The specific cells that respond to a given hormone have receptor sites for that hormone.
This is sort of a lock and key mechanism. If the key fits the lock, then the door will open. If a hormone fits the receptor site, then there will be an effect. All the cells that have receptor sites for a given hormone make up the target tissue for that hormone.
In some cases, the target tissue is localized in a single gland or organ. In other cases, the target tissue is diffused and scattered throughout the body so that many areas are affected. Hormones bring about their characteristic effects on target cells by modifying cellular activities.
Protein hormones react with receptors on the surface of the cell, and the sequence of events that results in hormone action is relatively rapid. Steroid hormones typically react with receptor sites inside the cell. Because this method of action actually involves synthesis of proteins, it is relatively slow.
These hydrophilic (and mostly large) hormone molecules bind to receptors on the surface of “target” cells: that is, cells able to respond to the presence of the hormone. These receptors are transmembrane proteins. Binding of the hormone to its receptor initiates a sequence of intracellular signals that may i.
Alter the behaviour of the cell (such as by opening or closing membrane channels) or ii. Stimulate (or repress) gene expression in the nucleus by turning on (or off) the promoters and enhancers of the genes The hormone binds to a site on the extracellular portion of the receptor. i. The receptors are transmembrane proteins. ii. Many (but not all) pass through the plasma membrane 7 times, with their N-terminal exposed at the exterior of the cell and their C-terminal projecting into the cytoplasm. Binding of the hormone to the receptor i.

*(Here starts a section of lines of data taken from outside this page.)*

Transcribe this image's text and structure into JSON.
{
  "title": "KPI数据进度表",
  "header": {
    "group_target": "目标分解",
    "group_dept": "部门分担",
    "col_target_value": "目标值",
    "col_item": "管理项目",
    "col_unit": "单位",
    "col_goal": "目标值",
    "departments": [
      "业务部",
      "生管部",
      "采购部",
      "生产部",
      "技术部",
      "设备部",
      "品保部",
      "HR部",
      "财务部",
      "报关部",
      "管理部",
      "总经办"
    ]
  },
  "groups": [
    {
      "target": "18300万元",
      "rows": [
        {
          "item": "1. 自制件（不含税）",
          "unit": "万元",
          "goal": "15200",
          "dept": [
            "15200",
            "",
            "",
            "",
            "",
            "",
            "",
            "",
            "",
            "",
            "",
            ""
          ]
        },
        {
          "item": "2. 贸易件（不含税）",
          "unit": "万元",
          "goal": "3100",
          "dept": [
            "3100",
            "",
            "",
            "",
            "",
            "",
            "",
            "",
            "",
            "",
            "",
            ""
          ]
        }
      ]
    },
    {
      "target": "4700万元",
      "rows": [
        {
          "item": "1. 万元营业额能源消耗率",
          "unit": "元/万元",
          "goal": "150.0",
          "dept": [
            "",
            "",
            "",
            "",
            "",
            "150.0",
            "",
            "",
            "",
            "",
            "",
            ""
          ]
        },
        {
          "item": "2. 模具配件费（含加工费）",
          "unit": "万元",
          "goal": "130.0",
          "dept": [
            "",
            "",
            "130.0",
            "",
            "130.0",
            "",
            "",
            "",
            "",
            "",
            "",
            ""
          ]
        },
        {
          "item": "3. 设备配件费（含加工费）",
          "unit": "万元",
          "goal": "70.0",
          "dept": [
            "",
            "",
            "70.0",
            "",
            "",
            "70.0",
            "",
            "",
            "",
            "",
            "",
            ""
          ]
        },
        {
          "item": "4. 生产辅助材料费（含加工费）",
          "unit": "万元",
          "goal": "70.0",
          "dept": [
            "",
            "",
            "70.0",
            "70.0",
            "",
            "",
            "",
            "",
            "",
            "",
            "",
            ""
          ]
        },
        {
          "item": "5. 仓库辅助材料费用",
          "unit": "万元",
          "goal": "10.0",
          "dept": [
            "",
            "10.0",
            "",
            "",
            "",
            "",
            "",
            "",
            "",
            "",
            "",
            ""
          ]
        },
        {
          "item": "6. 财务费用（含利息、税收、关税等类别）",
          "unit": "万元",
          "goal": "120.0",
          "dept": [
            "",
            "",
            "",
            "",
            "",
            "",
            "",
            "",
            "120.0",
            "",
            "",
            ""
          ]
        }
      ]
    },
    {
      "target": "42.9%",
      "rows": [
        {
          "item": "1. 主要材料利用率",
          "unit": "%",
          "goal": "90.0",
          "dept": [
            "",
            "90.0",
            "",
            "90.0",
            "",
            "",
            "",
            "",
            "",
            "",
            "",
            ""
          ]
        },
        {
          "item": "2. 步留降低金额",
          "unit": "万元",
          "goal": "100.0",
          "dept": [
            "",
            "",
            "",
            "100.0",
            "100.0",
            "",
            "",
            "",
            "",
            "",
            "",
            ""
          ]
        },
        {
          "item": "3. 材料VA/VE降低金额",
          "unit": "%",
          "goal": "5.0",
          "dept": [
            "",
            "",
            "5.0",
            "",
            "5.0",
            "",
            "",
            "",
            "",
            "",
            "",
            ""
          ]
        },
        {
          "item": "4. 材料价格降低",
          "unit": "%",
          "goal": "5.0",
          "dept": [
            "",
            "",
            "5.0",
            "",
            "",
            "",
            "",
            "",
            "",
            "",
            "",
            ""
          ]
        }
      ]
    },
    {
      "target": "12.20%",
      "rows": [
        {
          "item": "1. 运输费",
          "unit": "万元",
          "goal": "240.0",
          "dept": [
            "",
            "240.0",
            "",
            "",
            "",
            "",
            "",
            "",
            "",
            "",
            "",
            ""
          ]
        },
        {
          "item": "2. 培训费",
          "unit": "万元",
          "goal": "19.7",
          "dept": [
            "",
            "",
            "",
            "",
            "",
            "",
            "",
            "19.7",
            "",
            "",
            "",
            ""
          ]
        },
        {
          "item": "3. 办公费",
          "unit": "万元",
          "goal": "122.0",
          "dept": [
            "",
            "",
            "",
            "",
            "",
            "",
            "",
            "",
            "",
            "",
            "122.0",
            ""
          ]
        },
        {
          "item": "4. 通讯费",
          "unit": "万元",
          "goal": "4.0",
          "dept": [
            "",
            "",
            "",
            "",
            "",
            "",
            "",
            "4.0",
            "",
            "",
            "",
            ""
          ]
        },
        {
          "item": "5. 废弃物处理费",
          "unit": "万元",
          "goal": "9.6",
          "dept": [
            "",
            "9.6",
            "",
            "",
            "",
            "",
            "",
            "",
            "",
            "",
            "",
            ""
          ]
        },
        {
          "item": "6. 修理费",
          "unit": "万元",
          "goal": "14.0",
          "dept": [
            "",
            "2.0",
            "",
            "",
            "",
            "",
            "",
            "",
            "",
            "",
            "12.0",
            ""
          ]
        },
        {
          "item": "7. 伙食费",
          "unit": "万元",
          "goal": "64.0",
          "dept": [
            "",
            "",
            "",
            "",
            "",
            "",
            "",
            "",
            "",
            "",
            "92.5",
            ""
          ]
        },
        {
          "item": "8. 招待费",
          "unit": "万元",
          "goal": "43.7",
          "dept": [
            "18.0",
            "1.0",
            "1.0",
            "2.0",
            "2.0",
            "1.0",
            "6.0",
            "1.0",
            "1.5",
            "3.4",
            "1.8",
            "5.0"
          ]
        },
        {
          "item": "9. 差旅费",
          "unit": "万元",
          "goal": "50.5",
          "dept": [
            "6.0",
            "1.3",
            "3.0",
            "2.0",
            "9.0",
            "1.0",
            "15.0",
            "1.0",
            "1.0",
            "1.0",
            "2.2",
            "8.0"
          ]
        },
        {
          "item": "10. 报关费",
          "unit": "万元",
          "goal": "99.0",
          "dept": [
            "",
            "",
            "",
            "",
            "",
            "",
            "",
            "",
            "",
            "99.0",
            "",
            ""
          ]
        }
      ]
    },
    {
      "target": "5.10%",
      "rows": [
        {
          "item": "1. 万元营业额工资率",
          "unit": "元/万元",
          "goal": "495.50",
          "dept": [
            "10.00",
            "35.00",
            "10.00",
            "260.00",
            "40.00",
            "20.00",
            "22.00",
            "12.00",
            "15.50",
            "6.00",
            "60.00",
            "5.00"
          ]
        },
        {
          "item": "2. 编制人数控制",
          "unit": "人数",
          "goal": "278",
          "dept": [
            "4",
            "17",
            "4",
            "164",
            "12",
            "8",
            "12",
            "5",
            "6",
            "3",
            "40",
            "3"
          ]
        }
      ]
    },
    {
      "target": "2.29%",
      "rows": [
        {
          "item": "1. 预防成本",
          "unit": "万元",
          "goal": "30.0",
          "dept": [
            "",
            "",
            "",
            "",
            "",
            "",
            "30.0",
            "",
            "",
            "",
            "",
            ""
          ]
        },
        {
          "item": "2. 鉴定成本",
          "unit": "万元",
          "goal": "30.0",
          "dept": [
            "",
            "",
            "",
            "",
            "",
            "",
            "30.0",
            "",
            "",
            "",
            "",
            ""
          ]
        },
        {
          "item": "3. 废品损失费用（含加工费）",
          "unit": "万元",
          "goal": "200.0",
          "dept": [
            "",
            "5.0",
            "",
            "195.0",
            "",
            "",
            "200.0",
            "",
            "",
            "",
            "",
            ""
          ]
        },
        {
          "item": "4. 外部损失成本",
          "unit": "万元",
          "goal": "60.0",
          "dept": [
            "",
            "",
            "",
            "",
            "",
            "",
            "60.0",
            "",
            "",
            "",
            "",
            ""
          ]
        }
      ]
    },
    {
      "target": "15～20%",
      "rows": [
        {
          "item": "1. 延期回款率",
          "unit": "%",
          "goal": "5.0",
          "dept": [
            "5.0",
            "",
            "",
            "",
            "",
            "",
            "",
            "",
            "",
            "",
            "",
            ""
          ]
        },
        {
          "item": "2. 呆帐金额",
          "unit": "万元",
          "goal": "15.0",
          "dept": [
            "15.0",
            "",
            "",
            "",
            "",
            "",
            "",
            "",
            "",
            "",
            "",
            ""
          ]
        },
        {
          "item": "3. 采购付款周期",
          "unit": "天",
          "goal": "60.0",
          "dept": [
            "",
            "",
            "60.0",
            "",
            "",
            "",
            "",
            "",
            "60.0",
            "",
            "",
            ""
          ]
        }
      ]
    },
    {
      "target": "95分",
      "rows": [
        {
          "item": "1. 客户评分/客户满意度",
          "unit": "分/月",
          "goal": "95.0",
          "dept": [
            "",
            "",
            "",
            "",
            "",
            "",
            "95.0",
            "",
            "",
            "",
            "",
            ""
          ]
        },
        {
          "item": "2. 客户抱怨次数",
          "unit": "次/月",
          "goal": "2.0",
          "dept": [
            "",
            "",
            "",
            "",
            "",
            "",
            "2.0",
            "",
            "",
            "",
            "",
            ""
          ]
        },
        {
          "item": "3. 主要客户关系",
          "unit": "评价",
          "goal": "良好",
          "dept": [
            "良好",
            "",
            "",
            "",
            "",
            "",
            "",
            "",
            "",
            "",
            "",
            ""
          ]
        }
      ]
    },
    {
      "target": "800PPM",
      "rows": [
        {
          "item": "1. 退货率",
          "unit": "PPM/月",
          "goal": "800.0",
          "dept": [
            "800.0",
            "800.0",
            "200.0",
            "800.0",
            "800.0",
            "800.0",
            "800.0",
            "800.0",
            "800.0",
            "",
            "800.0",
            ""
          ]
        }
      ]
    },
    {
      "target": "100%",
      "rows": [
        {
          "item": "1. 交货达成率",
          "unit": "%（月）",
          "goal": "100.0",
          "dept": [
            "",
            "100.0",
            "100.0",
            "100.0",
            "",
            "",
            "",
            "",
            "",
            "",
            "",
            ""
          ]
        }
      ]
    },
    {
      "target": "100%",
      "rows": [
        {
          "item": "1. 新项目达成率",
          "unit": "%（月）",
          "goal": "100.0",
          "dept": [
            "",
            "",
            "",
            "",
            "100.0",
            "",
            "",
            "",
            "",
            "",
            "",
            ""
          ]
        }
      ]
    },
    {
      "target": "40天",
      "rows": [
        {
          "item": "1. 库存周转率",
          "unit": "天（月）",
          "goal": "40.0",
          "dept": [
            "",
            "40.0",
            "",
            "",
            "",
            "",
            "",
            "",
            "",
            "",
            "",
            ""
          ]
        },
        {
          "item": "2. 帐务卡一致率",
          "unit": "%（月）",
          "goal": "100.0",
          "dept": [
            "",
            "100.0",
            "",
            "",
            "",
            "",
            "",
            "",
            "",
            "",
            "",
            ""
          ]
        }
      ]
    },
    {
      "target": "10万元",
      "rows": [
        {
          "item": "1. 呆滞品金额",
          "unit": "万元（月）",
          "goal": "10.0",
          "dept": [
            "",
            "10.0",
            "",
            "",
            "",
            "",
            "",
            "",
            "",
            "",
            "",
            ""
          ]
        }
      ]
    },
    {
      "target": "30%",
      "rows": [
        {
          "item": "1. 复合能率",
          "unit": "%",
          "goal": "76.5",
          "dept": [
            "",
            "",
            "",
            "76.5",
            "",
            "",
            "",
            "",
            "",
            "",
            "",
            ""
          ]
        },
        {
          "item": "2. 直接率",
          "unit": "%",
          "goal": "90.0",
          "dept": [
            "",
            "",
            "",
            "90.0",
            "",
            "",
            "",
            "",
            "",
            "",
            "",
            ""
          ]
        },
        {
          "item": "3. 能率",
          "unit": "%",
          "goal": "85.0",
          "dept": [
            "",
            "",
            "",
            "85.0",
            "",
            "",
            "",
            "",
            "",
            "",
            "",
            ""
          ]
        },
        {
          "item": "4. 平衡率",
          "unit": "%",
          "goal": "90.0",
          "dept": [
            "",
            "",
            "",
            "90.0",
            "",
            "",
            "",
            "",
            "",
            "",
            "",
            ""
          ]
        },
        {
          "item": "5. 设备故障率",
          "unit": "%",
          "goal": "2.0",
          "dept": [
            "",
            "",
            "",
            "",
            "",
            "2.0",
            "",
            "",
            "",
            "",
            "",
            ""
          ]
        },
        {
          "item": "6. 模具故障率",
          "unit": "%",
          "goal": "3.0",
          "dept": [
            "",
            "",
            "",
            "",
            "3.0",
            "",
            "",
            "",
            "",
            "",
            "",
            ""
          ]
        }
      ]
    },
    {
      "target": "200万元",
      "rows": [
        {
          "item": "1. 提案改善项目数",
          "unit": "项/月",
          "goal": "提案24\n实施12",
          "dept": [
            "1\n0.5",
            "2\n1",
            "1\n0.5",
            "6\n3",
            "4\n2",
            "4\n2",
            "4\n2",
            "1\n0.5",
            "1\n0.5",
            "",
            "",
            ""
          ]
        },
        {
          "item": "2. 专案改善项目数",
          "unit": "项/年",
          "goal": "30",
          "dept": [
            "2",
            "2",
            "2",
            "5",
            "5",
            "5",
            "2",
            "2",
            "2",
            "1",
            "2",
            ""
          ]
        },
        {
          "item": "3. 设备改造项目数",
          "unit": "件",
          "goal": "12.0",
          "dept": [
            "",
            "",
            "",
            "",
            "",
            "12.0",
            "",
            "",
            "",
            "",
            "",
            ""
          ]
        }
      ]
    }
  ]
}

Activates a G protein associated with the cytoplasmic C-terminal ii. This initiates the production of a ”second messenger”. The most common of these are (a) cyclic AMP, (cAMP) which is produced by adenyl cyclase from ATP and (b) inositol 1, 4, 5-triphosphate (IP3) iii.
The second messenger, in turn, initiates a series of intracellular events such as – (a) phosphorylation and activation of enzymes (b) release of Ca2+ stores within the cytoplasm iv. In the case of cAMP, these enzymatic changes activate the transcription factor CREB (cAMP response element binding protein) v. Bound to its response element 5? TGACGTCA 3? in the promoters of genes that are able to respond to the hormone, activated CREB turns on gene transcription.
vi. The cell begins to produce the appropriate gene products in response to the hormonal signal it had received at its surface.
Steroid hormones, being hydrophobic molecules, diffuse freely into all cells. However, their “target” cells contain cytoplasmic and/or nuclear proteins that serve as receptors of the hormone. The hormone binds to the receptor and the complex binds to hormone response elements – stretches of DNA within the promoters of genes responsive to the hormone.
The hormone/receptor complex acts as a transcription factor turning target genes “on” (or “off’). mRNA is formed and with translation, protein is synthesized. This protein formed is responsible for the biological action of that steroid. Hormones are required in specific amount. Their hyposecretion (secretion in lesser amount than normal), as well as hypersecretion (secretion in large amount than normal) produces serious physiological disturbances in the body.